Your goal:
The lines needed are those below that contain the word "AndWithThenPlanner"; copy each one.

[Records from a data collection]
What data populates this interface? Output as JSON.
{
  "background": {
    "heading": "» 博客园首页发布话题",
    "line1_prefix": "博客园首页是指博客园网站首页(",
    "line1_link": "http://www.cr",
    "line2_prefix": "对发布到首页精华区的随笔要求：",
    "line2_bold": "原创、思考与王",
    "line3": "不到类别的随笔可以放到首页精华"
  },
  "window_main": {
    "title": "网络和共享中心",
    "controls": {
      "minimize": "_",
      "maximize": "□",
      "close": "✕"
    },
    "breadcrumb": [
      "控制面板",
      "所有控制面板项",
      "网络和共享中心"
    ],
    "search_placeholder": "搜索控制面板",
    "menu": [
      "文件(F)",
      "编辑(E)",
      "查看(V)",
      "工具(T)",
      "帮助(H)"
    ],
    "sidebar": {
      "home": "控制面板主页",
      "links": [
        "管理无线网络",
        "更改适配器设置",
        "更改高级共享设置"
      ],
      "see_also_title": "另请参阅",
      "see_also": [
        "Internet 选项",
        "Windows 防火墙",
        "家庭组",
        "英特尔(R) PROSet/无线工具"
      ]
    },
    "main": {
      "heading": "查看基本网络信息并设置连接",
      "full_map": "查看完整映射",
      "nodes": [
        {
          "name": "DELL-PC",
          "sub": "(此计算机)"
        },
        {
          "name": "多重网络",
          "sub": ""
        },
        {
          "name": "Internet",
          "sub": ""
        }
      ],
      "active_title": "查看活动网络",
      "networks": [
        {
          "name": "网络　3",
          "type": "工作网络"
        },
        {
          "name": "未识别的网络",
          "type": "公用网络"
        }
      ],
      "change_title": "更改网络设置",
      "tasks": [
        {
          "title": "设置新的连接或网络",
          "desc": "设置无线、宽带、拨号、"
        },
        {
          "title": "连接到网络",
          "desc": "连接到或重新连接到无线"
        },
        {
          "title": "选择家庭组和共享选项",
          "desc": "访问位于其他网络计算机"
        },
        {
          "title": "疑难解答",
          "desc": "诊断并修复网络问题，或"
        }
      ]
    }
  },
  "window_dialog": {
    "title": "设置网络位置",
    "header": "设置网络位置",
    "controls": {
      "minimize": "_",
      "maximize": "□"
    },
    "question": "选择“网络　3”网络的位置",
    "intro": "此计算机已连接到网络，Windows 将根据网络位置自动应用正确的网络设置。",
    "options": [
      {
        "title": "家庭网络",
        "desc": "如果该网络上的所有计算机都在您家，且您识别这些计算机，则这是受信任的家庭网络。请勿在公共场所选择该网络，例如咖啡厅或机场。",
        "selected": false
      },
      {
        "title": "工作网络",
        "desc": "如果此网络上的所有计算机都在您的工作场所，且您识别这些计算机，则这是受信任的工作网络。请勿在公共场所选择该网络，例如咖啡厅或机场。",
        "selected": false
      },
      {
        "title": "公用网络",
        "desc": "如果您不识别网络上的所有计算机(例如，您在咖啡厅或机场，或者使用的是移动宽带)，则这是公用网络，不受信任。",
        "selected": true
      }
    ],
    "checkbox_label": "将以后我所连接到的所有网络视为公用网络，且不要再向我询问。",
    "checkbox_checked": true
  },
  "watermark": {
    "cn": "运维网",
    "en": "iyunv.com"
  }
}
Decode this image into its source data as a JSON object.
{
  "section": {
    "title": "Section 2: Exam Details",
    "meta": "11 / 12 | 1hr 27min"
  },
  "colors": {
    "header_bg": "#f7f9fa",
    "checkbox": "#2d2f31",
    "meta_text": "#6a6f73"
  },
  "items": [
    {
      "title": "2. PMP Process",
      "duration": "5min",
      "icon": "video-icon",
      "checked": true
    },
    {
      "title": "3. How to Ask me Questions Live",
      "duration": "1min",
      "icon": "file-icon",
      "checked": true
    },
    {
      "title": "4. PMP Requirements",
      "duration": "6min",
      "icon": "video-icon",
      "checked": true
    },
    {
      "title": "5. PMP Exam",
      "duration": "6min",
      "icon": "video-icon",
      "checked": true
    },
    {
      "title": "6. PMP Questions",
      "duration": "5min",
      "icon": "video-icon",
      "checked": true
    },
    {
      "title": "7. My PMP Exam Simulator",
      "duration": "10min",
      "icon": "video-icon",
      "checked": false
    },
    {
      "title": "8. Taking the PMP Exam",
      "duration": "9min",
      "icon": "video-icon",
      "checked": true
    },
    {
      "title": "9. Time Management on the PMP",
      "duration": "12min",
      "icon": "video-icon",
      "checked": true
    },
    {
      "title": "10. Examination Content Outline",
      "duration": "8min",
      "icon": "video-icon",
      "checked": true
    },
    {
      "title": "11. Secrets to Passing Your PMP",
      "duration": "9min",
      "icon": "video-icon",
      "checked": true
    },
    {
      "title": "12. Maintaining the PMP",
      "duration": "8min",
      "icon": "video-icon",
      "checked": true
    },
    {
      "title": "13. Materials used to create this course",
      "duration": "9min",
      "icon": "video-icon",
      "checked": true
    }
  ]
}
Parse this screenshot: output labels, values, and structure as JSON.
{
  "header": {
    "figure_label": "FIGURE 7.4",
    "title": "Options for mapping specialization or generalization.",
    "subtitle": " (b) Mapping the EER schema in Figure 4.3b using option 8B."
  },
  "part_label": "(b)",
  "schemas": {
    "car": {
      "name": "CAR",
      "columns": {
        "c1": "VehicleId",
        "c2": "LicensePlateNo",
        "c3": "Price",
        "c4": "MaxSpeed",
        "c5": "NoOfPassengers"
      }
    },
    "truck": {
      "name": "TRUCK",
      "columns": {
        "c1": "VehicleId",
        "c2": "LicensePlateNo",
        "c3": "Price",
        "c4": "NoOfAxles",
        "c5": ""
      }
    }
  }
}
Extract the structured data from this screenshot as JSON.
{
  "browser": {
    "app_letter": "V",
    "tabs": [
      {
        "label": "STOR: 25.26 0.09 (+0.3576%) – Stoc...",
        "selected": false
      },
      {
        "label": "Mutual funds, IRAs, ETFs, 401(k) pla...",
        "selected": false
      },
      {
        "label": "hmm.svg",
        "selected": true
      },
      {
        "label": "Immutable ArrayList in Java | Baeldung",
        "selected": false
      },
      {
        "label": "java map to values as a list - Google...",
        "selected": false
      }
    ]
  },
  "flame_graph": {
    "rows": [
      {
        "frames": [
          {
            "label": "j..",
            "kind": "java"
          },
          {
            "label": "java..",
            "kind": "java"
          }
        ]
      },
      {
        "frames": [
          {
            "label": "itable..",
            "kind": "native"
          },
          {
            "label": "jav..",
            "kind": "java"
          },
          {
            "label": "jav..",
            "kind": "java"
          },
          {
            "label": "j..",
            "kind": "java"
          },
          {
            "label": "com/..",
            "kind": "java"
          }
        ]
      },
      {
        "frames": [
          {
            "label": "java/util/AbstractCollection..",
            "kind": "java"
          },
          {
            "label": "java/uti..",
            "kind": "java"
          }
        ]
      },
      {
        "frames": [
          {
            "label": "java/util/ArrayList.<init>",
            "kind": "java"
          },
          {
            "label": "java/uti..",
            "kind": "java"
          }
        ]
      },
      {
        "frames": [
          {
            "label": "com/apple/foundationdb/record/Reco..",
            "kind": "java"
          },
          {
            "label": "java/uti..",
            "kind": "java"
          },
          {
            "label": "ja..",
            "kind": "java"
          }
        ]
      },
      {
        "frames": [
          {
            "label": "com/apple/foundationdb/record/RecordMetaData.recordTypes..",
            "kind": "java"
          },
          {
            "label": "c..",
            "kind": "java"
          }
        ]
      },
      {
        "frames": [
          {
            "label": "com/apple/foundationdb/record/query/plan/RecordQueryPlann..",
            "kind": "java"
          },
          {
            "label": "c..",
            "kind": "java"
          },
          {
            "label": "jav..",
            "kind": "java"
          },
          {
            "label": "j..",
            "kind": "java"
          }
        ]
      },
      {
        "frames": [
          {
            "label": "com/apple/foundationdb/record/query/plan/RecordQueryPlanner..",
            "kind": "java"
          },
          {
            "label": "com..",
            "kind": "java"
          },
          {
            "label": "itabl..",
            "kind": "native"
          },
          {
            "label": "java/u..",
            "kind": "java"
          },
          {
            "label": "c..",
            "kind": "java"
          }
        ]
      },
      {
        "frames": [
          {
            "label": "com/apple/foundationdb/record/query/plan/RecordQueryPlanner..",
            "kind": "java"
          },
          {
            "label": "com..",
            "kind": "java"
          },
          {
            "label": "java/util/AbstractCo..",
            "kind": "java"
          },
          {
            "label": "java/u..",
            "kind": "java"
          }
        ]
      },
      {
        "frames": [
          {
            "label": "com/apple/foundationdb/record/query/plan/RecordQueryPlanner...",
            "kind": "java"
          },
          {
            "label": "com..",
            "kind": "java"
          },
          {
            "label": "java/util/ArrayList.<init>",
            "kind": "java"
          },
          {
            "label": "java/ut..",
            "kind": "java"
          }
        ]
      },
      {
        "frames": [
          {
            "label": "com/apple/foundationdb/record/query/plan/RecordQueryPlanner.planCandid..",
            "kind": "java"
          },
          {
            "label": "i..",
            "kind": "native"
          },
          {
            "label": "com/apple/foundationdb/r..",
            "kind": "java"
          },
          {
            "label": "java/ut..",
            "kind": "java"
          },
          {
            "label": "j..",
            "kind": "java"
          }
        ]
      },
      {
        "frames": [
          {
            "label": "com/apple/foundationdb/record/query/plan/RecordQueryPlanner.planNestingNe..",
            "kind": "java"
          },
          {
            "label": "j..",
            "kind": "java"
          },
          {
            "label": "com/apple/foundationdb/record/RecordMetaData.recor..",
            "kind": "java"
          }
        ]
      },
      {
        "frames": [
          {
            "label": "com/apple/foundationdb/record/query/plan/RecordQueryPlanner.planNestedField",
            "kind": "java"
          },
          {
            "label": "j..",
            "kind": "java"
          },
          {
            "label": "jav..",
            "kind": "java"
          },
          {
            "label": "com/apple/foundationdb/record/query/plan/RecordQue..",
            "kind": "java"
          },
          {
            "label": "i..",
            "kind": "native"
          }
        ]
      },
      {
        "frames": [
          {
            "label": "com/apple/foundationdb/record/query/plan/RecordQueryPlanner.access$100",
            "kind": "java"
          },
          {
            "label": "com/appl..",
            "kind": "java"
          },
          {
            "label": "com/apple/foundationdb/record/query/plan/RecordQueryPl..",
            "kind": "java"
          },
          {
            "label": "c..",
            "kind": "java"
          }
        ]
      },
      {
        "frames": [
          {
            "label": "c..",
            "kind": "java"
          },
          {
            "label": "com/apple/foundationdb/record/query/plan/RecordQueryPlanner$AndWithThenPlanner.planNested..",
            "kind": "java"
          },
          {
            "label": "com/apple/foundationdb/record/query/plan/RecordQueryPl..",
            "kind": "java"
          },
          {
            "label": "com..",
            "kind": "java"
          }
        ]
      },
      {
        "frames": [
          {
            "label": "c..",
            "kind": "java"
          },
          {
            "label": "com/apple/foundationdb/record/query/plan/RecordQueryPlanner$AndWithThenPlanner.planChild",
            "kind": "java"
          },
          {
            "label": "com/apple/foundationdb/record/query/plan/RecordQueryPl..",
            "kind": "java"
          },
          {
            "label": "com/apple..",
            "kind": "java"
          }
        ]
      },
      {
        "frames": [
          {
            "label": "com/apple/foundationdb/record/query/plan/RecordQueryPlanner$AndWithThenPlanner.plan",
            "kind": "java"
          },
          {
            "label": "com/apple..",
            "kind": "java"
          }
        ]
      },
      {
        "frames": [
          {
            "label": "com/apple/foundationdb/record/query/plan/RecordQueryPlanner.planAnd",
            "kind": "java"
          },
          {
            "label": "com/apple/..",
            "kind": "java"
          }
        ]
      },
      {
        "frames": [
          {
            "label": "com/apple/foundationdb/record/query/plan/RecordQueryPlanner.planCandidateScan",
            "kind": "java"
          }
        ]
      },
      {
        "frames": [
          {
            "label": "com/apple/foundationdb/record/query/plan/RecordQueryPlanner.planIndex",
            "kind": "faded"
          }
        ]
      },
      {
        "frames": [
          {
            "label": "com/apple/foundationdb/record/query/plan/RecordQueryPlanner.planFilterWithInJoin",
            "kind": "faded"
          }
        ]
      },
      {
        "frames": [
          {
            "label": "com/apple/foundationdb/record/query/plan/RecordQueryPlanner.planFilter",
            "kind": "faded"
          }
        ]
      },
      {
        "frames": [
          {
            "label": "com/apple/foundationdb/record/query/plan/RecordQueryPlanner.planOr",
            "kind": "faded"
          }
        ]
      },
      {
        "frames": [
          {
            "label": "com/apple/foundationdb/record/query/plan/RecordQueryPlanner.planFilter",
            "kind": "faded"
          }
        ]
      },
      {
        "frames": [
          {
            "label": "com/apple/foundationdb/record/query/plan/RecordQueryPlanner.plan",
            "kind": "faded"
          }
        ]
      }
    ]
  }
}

Response to this exercise:
            "label": "com/apple/foundationdb/record/query/plan/RecordQueryPlanner$AndWithThenPlanner.planNested..",
            "label": "com/apple/foundationdb/record/query/plan/RecordQueryPlanner$AndWithThenPlanner.planChild",
            "label": "com/apple/foundationdb/record/query/plan/RecordQueryPlanner$AndWithThenPlanner.plan",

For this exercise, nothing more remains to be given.